Available records START

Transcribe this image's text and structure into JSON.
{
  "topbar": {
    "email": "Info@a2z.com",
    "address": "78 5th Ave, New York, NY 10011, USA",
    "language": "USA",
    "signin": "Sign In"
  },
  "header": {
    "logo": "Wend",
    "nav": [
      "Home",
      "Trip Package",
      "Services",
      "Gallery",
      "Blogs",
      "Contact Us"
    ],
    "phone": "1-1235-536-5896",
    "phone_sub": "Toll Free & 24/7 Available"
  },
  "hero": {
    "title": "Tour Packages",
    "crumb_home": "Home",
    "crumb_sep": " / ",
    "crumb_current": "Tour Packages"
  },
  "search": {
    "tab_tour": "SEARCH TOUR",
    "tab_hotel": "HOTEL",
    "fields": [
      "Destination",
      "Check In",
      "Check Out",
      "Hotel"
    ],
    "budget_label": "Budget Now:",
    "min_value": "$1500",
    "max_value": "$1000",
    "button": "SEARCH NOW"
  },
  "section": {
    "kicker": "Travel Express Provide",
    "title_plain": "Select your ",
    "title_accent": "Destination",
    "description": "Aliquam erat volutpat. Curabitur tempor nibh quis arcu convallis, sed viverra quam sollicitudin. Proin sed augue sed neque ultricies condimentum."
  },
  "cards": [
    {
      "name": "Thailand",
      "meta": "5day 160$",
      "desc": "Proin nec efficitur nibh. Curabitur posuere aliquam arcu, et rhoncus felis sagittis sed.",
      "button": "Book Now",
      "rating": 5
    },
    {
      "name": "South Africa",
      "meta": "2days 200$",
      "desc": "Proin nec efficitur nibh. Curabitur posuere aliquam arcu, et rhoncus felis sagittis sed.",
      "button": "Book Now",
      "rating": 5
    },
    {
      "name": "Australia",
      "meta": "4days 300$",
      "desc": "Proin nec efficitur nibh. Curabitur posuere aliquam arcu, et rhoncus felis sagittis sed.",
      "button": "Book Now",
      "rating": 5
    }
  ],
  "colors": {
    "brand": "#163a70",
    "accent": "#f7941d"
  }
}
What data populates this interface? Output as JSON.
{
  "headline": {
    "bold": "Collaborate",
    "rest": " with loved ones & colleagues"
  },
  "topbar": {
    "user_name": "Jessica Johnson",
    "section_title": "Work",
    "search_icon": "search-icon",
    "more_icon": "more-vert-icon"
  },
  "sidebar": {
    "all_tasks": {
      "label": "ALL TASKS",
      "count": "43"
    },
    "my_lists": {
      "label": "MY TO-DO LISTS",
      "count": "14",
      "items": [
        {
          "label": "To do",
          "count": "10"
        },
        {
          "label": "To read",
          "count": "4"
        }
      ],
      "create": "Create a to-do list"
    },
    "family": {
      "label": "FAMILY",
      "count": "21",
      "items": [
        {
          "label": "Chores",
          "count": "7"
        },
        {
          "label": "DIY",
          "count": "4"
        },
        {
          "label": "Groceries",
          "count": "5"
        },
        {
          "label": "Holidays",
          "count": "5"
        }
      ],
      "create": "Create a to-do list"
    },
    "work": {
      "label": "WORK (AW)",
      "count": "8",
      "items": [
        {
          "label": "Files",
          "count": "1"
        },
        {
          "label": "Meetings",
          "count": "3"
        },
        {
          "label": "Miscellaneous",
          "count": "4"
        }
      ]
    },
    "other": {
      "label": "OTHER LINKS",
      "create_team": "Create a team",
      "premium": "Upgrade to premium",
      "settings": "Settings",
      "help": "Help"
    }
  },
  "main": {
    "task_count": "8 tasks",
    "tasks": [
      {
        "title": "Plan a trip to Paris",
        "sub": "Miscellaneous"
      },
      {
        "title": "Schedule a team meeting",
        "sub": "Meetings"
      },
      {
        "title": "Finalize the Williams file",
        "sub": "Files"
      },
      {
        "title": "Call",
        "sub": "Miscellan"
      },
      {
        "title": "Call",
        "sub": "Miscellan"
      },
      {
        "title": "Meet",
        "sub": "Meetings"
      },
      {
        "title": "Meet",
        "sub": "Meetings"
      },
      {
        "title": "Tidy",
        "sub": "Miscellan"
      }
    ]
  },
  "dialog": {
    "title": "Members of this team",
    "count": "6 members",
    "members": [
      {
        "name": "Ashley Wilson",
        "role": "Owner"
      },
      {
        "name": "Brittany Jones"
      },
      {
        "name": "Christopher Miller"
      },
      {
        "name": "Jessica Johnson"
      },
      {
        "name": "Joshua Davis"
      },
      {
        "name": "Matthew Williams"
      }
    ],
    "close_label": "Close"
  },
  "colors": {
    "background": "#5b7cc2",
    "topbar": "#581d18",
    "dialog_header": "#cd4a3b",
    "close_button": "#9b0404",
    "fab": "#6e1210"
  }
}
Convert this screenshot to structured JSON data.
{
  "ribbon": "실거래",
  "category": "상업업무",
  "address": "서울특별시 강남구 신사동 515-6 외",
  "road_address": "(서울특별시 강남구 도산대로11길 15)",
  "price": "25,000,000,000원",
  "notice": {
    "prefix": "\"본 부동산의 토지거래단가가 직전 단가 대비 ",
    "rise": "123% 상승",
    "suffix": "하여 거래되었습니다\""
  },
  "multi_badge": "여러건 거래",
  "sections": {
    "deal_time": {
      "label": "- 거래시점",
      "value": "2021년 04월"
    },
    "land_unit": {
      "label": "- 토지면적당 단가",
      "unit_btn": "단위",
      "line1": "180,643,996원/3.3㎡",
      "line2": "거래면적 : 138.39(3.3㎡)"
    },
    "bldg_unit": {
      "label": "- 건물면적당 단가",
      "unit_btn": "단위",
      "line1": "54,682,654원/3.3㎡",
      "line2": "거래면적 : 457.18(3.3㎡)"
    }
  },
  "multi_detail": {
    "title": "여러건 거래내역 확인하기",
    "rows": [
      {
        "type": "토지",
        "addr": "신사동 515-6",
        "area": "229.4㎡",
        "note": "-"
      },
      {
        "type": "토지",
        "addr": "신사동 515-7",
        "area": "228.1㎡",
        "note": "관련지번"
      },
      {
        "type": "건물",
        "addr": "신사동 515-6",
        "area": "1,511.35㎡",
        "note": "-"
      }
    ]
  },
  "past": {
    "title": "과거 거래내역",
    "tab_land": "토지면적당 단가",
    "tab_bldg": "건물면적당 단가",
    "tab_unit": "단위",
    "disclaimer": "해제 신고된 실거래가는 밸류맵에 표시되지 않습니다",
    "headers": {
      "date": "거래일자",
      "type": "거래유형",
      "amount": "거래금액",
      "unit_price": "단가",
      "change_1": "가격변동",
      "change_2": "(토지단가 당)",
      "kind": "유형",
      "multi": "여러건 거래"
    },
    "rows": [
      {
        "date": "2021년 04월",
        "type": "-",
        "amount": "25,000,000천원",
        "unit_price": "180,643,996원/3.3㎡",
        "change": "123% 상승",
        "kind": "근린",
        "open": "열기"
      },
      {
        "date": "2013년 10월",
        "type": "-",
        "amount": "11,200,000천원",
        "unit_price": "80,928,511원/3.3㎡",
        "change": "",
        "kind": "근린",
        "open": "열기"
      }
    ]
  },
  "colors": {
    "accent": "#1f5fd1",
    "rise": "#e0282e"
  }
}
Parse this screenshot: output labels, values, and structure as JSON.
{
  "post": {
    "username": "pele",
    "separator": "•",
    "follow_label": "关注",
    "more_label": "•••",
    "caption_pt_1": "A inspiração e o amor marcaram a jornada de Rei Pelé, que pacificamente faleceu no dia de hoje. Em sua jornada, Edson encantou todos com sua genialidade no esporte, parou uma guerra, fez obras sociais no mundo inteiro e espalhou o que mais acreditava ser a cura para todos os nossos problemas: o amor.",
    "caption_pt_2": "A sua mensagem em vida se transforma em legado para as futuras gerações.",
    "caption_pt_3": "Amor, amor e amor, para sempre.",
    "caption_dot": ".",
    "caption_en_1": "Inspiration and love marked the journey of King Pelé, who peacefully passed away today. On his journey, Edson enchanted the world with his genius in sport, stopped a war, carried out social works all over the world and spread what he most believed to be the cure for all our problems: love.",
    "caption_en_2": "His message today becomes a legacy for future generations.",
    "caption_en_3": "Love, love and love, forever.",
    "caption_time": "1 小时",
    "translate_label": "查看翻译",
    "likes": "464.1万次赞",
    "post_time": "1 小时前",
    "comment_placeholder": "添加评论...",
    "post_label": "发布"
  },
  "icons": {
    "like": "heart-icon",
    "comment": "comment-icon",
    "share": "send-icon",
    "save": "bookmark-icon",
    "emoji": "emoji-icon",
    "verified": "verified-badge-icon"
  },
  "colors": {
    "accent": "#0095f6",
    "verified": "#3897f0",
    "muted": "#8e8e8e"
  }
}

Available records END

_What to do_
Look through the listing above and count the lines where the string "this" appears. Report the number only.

_Answer space_
5